With the Infoloom Topic Curation Editorial Interface, you gain control over the way your topics are set.
If the topics acquired by automatic ingestion do not correspond exactly to what you need, there are several things you can do to fix it:
One Topic, Multiple names
You may end up with topics having different names, but that you want to consider as one and only topics (for example, "New York City" and "New York").
Split a topic
On the contrary, you may have extracted several topics under one name, which you want to separate as different topics (for example, "New York" as the city and "New York" as the state).
Same name, different topics
You may want to use the same name for different topics. For example, "New York" is a legitimate topic name for the city and also for the state.
Names for search only
You may want to use certain names for search purpose only, but not consider them as topic names that you display in your lists. For example, "Big Apple" may be used to find "New York", but you don't want to consider it among your official name for New York.
Translate topic names
You may want to use different names in different languages. For Spanish speakers, "New York" is known as "Nueva York".
Among multiple names for a topic, you may want to privilege one of the names to be used when referring to this topic.

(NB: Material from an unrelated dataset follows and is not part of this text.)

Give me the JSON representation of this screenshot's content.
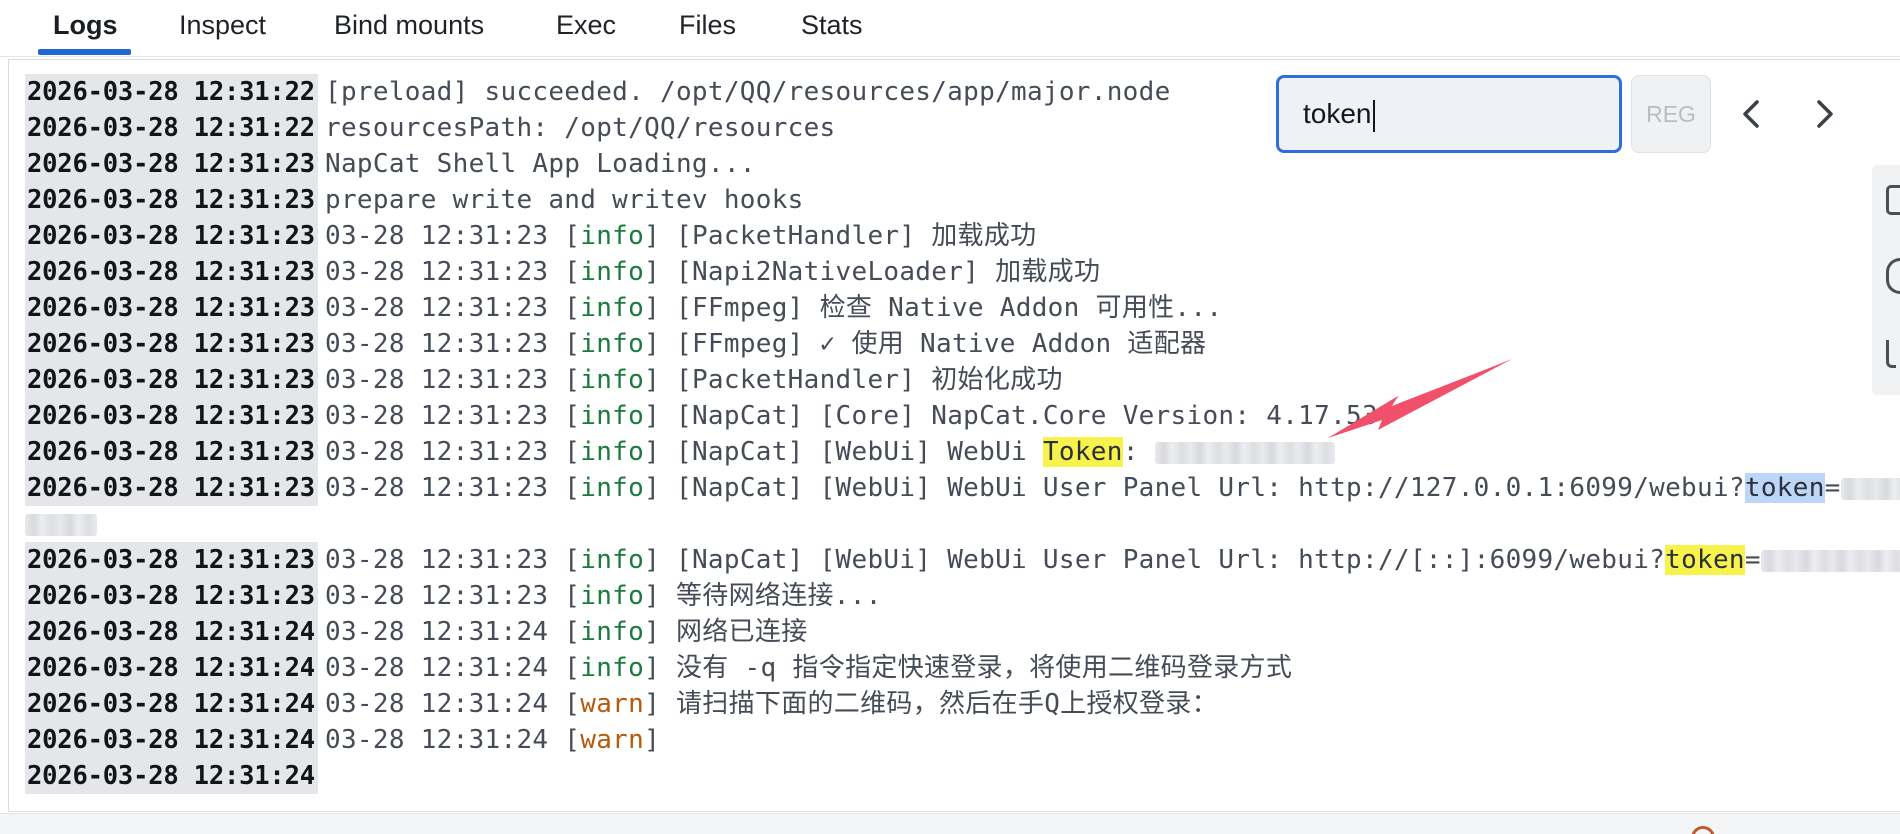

You may want to create specific relations between topics that only apply. For example, "Manhattan" "is a borough of" "New York" (as city). The semantic of these relations is left for the users to define.
Assign categories to topics
You may want to categorize your topics by category, so that you can easily retrieve all the topics under a certain category.
You can create a taxonomy by assigning a category to a topic. Then you can use these categories to facilitate the retrieval of topics, by providing specialized lists.
Topics can be related by semantic relationships that are defined by the user. Relationships used in ontologies, such as "narrower term", "broader term", "related term" can be used, as well as customized relationships ("married with", "located in", "written by", etc.).
Attach topics to sources
You may want to refine the indexing of your content as a way to complement the result of the ingestion process, by editing the way topics are attached to the sources.
For each topic, you can manually add links to relevant web sites. These links can be organized under headers.